She is a leading immunologist, focused on T cell receptor signal transduction and T cell biology. She has recently developed an interest in the role of inflammation in DMD pathogenesis. Her research has broad application to cell biology and signal transduction and has helped elucidate molecular mechanisms of T cell activation and tolerance. She has been instrumental in developing a program at UCLA aimed at implementing cellular assays for DMD-directed high throughput small molecule screening. A current focus of this research involves identification of enhancers of anti-sense mediated DMD exon skipping. She is the director of the UCLA Muscular Dystrophy Core Center HTS Core, a member of the Administrative and Executive Committees of the UCLA Muscular Dystrophy Core Center and is a co-director of the Center for Duchenne Muscular Dystrophy at UCLA.
Kannebovina Nagaraju, PhD
Research Center for Genetic Medicine
Stanley Nelson, MD
Professor at the University of California, Los Angeles’ Departments of Psychiatry & Bio-behavioral Sciences, and Human Genetics.
Nelson is trained as a pediatric oncologist, and has developed methods for the genome-wide approaches to study the genetic basis of human diseases. His laboratory has worked in gene discovery in brain cancers, ADHD, autism, and rare mendelian diseases. Recently, he has set up technology to perform complete human genome sequencing. Recently, he has helped to develop the Center for Duchenne Muscular Dystrophy at UCLA, and is co-director of the UCLA Muscular Dystrophy Core Center and director of the bioinformatics/genomics core. His recent work includes the identification of drugs that can enhance the efficiency of antisense based exon skipping therapies.
Pier Lorenzo Puri, MD/PhD
Assistant Professor at the Burnham Institute in San Diego, California.
Puri’s team discovered that ongoing treatment with the deacetylase inhibitor Trichostatin A, currently under clinical study for breast cancer, restored skeletal muscle mass and prevented the impaired function characteristic of muscular dystrophies. Importantly, these restored muscles showed an increased resistance to contraction-coupled degeneration–the primary mechanism by which muscle function declines in Duchenne muscular dystrophy and related dystrophies.

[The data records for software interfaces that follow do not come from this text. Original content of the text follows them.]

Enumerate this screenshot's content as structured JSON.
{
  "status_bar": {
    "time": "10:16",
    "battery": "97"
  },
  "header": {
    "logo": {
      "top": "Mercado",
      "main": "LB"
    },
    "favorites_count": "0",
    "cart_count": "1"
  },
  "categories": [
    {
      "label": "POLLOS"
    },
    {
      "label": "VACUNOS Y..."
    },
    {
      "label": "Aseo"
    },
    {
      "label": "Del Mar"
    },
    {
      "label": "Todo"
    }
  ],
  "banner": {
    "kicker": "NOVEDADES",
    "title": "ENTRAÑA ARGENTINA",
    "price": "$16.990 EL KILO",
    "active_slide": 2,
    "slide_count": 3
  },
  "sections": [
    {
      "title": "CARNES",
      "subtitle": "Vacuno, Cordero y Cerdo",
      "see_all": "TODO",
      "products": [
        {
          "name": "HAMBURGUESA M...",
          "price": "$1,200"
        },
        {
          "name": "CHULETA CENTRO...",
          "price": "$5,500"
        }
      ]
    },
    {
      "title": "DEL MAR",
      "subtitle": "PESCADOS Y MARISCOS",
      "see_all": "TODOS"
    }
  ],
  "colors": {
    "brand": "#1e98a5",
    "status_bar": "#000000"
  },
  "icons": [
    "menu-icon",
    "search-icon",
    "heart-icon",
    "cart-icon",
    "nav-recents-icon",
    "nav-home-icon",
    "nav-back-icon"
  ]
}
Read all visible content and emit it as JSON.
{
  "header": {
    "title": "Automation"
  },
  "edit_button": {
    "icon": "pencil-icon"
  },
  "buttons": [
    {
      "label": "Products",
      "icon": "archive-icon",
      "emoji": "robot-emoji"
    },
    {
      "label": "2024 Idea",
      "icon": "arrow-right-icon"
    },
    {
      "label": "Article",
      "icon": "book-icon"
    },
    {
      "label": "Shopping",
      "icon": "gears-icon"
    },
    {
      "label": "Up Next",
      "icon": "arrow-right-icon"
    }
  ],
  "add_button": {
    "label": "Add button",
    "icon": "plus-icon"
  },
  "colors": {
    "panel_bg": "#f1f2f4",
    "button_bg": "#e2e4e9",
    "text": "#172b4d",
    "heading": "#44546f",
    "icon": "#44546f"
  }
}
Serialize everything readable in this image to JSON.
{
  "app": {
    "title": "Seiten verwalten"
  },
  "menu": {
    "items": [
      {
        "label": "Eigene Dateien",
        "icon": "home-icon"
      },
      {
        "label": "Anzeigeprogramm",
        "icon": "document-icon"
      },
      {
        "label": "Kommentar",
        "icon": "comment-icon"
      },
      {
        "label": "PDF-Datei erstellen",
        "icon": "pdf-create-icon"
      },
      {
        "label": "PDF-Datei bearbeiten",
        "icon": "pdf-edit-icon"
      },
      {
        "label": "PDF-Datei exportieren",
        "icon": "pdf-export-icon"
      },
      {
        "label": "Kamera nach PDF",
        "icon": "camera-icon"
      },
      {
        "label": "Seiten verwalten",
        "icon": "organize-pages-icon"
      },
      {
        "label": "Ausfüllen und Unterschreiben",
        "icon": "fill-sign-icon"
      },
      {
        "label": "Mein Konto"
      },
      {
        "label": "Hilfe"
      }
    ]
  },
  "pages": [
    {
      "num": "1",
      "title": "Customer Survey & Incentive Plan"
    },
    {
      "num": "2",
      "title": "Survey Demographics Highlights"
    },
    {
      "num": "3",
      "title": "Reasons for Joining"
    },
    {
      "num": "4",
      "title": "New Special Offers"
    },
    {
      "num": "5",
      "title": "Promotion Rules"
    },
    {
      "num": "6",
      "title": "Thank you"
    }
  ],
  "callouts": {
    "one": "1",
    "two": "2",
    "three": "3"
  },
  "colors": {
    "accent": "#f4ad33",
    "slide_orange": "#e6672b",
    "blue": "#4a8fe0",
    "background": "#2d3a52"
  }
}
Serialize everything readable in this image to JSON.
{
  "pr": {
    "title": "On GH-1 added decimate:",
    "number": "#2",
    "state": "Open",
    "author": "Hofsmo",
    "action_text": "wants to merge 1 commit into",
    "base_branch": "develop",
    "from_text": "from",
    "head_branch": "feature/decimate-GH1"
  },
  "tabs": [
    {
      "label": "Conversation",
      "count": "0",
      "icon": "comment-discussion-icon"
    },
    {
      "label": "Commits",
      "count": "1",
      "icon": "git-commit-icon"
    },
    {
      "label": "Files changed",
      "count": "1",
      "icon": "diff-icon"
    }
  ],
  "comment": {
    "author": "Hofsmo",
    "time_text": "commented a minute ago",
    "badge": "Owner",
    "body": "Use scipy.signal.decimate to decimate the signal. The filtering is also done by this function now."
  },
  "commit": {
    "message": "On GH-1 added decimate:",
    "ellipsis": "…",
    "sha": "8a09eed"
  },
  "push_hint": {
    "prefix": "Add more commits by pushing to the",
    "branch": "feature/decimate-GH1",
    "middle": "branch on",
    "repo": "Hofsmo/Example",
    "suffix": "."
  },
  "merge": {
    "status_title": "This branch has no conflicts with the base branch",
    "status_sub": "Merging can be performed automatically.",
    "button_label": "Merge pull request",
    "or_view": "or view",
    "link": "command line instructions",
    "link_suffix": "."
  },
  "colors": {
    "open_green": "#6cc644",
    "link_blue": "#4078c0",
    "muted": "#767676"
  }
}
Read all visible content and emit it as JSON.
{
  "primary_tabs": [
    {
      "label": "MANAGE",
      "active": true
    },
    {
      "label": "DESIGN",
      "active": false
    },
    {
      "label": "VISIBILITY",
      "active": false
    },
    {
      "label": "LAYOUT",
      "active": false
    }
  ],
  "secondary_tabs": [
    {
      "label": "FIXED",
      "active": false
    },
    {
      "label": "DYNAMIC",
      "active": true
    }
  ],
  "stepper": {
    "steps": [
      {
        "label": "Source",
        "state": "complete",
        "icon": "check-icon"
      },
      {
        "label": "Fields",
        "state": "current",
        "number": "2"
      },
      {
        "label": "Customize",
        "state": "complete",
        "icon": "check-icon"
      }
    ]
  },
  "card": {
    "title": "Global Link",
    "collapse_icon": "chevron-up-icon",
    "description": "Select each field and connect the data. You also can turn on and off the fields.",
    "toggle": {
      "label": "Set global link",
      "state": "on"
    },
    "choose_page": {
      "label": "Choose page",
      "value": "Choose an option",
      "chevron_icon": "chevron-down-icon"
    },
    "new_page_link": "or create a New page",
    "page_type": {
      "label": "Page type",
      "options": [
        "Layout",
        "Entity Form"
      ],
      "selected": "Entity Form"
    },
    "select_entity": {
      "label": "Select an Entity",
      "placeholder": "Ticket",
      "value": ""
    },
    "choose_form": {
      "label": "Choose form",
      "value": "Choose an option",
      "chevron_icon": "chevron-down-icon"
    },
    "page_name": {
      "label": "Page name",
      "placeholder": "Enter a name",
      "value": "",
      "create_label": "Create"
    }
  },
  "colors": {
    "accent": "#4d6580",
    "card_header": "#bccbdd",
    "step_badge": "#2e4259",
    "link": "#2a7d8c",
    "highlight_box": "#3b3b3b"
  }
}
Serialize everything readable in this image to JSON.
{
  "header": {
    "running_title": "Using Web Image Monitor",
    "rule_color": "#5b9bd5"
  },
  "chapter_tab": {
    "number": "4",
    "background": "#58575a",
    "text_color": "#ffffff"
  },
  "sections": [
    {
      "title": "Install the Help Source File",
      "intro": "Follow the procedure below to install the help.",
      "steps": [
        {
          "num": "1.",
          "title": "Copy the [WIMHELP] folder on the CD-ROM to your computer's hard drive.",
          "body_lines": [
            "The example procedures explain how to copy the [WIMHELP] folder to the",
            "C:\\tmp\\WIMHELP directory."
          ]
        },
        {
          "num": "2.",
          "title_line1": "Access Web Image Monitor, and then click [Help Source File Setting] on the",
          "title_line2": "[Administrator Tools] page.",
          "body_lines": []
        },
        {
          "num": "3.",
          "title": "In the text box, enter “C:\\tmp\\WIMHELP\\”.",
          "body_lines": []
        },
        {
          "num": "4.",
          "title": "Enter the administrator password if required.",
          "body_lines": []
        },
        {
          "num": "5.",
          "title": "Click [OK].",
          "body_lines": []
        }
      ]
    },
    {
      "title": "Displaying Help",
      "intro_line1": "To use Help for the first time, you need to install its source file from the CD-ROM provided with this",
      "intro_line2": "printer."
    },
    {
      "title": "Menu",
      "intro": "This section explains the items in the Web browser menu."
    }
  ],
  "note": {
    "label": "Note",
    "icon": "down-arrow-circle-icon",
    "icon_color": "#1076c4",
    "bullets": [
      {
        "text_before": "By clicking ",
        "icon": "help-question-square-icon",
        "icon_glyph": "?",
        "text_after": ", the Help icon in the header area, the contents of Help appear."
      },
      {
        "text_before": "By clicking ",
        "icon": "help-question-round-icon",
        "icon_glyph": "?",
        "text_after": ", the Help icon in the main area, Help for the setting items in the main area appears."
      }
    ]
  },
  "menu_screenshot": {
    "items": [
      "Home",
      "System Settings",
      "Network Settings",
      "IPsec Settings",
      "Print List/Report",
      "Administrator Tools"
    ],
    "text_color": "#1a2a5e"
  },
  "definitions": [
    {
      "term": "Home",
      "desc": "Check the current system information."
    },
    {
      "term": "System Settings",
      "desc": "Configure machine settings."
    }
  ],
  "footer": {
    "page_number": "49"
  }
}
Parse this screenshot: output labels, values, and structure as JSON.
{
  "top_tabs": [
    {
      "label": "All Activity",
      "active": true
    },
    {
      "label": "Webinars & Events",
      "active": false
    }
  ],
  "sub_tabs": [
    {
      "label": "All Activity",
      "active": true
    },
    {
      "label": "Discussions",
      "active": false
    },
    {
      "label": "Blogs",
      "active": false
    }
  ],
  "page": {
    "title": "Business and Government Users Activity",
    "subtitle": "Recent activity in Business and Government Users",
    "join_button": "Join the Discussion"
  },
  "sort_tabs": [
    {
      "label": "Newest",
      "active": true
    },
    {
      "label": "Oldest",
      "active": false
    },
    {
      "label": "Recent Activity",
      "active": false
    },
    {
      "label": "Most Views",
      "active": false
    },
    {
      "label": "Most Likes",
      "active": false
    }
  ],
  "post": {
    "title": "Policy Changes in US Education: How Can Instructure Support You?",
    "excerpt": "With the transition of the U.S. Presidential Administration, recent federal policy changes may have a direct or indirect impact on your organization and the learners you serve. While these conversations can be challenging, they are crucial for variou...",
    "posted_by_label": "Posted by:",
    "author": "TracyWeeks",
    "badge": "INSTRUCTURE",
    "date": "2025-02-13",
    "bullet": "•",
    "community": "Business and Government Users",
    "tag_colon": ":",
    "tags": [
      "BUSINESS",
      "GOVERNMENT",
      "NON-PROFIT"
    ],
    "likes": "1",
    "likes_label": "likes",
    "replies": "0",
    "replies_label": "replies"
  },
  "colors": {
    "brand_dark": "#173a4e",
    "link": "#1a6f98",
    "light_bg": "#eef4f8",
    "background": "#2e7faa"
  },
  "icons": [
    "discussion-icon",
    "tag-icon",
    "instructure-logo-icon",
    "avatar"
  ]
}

Thomas A. Rando, M.D., PhD
Stanford University School of Medicine
Legal and strategic advisors include:
- Douglas Freeman is a partner in the foundation law firm of Freeman, Freeman & Smiley, and is chairman and National Managing Partner of IFF Advisors. Mr. Freeman assists CureDuchenne in the areas of organizational strategy and development.
- Morrison & Foerster, which has an expertise in biotechnology, is CureDuchenne’s legal counsel. In this capacity, the firm reviews and validates the work of applicants for research funds, and negotiates grant contracts.